I make a right hand turn and someone leaving a gas station sees me so he
does not stop at the end of the drive way but pulls right out at low
speed in front of me. I am traveling at the posted limit and am
immediately up on him because he has of course failed to accelerate. He
then waves to me and laughs. Later the two lane road opens up to four
briefly at an intersection where the speed limit kicks up to 50mph. I
pass him. As I am signaling to move back left (right lane ends) behind
the vehicle that he was behind he suddenly kicks up his speed
dramatically to attempt to block. I move over anyway and wave.
From: Brent on 18 May 2010 22:34
On 2010-05-19, Arif Khokar <akhokar1234(a)wvu.edu> wrote:
> This video is a perfect example of the general public not taking too
> kindly to police hitting a person when they're down.
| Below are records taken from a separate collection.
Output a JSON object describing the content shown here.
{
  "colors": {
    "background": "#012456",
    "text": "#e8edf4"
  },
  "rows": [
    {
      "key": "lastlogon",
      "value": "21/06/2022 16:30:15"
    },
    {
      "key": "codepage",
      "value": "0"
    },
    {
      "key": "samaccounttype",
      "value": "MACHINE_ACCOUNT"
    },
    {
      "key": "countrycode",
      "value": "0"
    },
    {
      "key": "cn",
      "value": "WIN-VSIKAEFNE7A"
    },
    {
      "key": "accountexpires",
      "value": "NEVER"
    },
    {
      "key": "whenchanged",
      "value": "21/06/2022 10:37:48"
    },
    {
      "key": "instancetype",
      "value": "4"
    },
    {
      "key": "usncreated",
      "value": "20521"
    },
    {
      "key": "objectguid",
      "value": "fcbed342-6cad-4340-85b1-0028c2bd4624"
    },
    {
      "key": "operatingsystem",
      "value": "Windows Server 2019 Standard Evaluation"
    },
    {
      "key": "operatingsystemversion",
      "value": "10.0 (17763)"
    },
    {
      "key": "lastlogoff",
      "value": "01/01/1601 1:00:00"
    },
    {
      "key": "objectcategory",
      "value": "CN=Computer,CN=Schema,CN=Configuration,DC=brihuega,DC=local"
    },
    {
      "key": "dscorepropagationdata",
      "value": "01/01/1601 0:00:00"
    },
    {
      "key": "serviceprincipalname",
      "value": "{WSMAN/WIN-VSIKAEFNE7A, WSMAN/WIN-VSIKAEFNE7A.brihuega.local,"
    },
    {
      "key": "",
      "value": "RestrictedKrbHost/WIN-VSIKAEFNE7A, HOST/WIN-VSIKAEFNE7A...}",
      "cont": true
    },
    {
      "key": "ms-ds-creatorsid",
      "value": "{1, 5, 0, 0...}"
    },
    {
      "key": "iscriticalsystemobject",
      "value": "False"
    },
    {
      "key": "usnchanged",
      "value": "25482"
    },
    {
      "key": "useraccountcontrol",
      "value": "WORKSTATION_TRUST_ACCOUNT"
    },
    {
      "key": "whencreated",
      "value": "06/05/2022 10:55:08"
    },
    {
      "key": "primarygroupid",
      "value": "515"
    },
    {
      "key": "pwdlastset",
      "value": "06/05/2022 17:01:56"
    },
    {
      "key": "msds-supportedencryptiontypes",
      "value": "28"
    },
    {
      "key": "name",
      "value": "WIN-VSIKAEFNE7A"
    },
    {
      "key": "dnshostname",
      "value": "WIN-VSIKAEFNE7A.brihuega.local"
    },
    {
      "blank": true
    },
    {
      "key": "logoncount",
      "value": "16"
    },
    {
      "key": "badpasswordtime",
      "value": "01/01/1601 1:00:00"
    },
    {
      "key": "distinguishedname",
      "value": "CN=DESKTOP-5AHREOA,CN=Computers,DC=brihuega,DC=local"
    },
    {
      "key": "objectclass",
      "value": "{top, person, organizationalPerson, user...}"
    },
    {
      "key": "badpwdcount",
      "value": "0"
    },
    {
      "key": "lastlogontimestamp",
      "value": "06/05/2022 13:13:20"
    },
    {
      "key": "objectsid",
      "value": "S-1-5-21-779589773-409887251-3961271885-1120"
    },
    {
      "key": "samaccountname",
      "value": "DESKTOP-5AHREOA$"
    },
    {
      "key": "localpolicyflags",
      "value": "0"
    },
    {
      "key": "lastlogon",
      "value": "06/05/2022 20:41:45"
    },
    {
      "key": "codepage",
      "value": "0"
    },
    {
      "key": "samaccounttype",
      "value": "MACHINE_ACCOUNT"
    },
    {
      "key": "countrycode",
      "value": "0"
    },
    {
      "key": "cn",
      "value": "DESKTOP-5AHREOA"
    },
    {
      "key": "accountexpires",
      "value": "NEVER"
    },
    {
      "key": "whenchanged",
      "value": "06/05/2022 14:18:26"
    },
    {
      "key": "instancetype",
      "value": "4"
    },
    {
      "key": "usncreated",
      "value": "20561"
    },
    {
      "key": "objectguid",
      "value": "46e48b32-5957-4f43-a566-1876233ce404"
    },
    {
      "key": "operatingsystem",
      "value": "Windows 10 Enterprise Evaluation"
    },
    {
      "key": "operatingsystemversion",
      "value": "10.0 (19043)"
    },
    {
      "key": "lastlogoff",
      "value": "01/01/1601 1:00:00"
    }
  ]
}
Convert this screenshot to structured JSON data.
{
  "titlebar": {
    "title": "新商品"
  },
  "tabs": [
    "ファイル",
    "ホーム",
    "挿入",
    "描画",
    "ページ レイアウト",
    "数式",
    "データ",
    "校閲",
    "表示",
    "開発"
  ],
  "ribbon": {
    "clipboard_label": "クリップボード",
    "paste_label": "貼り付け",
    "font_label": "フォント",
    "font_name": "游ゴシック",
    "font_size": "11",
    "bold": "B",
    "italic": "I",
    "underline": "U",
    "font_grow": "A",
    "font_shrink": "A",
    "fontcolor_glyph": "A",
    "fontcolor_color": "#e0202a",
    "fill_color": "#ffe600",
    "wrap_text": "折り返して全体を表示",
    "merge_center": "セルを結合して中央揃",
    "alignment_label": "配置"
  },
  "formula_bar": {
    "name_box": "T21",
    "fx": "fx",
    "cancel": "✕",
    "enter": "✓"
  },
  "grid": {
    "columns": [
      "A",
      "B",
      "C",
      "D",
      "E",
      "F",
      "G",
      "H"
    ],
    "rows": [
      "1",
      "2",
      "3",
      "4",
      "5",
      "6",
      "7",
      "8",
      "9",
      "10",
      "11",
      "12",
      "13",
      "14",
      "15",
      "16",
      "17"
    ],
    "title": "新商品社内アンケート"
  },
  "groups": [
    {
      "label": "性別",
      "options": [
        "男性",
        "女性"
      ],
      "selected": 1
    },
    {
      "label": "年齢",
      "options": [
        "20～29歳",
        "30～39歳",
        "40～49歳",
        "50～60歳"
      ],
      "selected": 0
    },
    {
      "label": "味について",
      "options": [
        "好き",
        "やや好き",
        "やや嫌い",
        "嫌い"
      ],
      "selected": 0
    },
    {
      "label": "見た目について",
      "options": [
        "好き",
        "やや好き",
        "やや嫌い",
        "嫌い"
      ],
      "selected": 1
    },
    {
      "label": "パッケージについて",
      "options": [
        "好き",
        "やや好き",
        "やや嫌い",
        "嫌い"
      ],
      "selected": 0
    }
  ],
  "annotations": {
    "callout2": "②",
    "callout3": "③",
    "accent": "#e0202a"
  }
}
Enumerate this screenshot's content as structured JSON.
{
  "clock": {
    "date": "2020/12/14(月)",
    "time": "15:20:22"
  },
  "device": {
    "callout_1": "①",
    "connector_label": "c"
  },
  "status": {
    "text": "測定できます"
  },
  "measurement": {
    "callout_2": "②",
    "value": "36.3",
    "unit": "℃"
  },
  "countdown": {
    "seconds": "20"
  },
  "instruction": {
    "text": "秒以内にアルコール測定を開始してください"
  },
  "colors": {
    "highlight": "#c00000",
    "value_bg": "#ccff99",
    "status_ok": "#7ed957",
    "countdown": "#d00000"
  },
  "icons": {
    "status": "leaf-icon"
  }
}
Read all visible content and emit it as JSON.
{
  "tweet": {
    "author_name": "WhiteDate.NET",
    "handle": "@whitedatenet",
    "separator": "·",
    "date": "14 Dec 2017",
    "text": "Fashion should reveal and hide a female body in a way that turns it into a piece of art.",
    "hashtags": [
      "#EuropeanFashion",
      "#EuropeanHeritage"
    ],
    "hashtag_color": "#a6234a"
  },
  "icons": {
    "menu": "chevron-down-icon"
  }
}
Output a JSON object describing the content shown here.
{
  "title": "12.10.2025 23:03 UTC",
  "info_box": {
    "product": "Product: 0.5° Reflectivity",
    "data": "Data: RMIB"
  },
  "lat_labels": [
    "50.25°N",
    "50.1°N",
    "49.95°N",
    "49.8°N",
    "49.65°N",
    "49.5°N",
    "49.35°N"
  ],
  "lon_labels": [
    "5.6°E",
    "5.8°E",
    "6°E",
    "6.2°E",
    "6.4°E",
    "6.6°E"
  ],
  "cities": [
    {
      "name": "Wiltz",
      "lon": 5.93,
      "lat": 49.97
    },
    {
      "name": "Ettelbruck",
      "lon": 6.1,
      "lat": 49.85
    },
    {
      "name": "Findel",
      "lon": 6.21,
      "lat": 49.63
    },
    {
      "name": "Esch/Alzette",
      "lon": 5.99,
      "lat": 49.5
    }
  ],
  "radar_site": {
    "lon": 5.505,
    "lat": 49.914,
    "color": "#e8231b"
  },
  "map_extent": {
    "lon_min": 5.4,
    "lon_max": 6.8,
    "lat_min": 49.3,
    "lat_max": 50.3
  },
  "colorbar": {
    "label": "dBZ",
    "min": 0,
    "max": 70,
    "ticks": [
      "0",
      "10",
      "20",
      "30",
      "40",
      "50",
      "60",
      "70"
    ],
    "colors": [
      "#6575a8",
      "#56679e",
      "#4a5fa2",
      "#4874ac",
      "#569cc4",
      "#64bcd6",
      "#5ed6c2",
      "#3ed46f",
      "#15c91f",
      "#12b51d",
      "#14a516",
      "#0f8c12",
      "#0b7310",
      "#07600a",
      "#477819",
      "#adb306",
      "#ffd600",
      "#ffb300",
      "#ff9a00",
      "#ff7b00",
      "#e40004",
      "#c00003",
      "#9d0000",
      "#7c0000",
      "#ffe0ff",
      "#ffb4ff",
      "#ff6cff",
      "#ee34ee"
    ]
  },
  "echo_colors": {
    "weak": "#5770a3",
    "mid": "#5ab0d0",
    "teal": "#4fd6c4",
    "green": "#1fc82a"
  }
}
If this was more
> common here, police wouldn't be as willing to use excessive force (IOW,
> beating someone while they're restrained).
Must be the lack of flouride in the water ;)
From: Brent on 19 May 2010 01:02
On 2010-05-19, Scott in SoCal <scottenaztlan(a)yahoo.com> wrote:
> Last time on rec.autos.driving, Brent
>>May or may not have been a cop. Most cops have 'MP' plates these days.
> They say "MP" on them now?
Yes. Kinda hard to make it out, but here's one from one of the speed trap
towns that likes to show off the cars they buy from the revenue they
Both Kildeer and Westmont like to bring their vehicles to car shows, but
I couldn't find any recent westmont photos on the web.
> They used to just have a small "M" and the plate number.
the M was full size:
The MP is small and vertical.
Most 'M' cars are now just misc city/government vehicles these days. Most
of the cop cars with those plates have been retired. But it's difficult
to tell with the unmarked cars because sometimes they are kept for a very
From: John David Galt on 20 May 2010 15:44
Jim Yanik wrote:
> Often,the videos don't show what the "restrained" person did to the officer
> to instigate the beating.
I don't give a damn what he may have done, I vote to convict the officer.
Once restrained, the need and right of the officer to use force has ended.
Punishment is a judge's place, not a cop's.